(c. 1942, Library of Congress)

Like any other type of advice, there’s writing advice you want to hear that’s not terribly helpful, and writing you don’t want to hear that’s also probably what you need to hear.

Solidly in the latter category comes this bit of second-hand advice from Nicholson Baker:

Once or twice I got a chance to work with [Atlantic editor] Bill Whitworth on a piece or two — and I was just kind of struggling to support myself and, you know, life is busy and I wasn’t writing that much. He just said very simply, “Are you writing every day?” and I said, “Ummmm,” and I sort of mumbled because I couldn’t say yes.

It was a horrible feeling, and the day after that, I started writing every day … I fudge a lot where I think, “OK, did you write anything, did you write a text? Did you write an email? Did you write just notes on a scrap of paper? Did you write something?” So that’s how I get around it sometimes, by stretching the definition.

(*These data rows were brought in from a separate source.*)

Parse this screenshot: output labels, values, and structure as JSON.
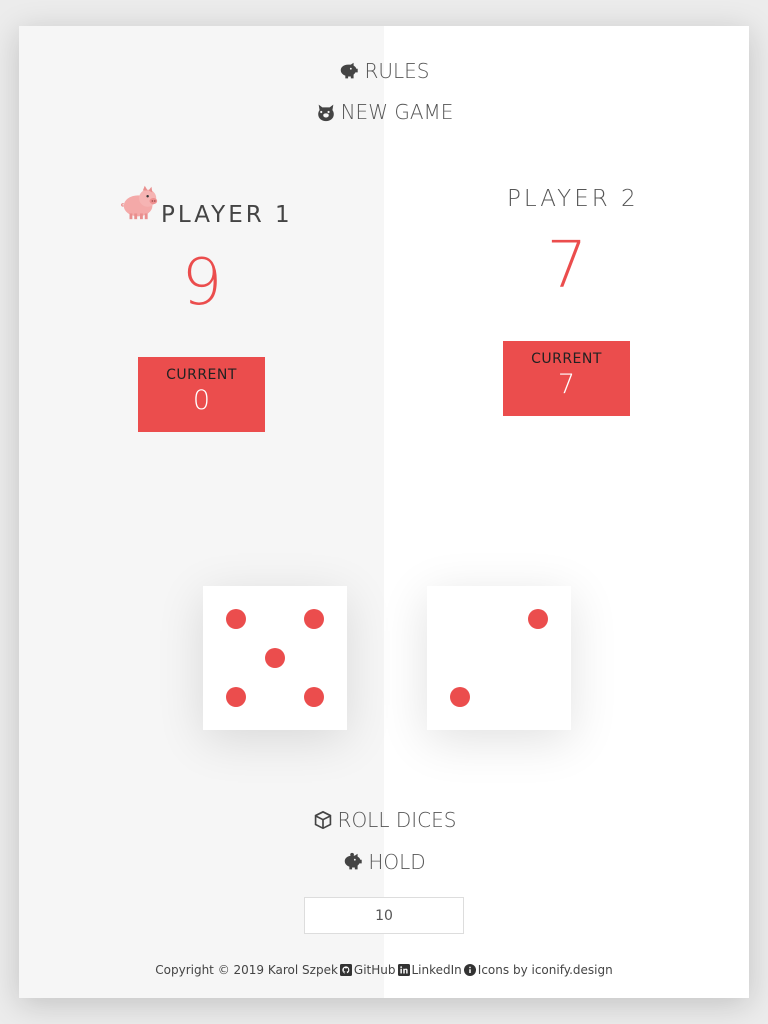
{
  "menu": {
    "rules_label": "RULES",
    "new_game_label": "NEW GAME",
    "roll_label": "ROLL DICES",
    "hold_label": "HOLD"
  },
  "players": [
    {
      "name": "PLAYER 1",
      "score": "9",
      "current_label": "CURRENT",
      "current": "0",
      "active": true
    },
    {
      "name": "PLAYER 2",
      "score": "7",
      "current_label": "CURRENT",
      "current": "7",
      "active": false
    }
  ],
  "dice": [
    5,
    2
  ],
  "goal": {
    "value": "10"
  },
  "footer": {
    "copyright": "Copyright © 2019 Karol Szpek",
    "github": "GitHub",
    "linkedin": "LinkedIn",
    "icons_credit": "Icons by iconify.design"
  },
  "colors": {
    "accent": "#eb4d4d",
    "panel_active": "#f6f6f6",
    "panel_inactive": "#ffffff"
  },
  "icons": {
    "rules": "piggy-bank-icon",
    "new_game": "pig-face-icon",
    "roll": "cube-icon",
    "hold": "piggy-bank-icon",
    "active_player": "pig-icon"
  }
}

Let’s face it, there’s almost always something more fun to do than write on any given day. I mean, those socks aren’t going to organize themselves, are they? But if you get in the every-day habit, eventually it will become hard to break.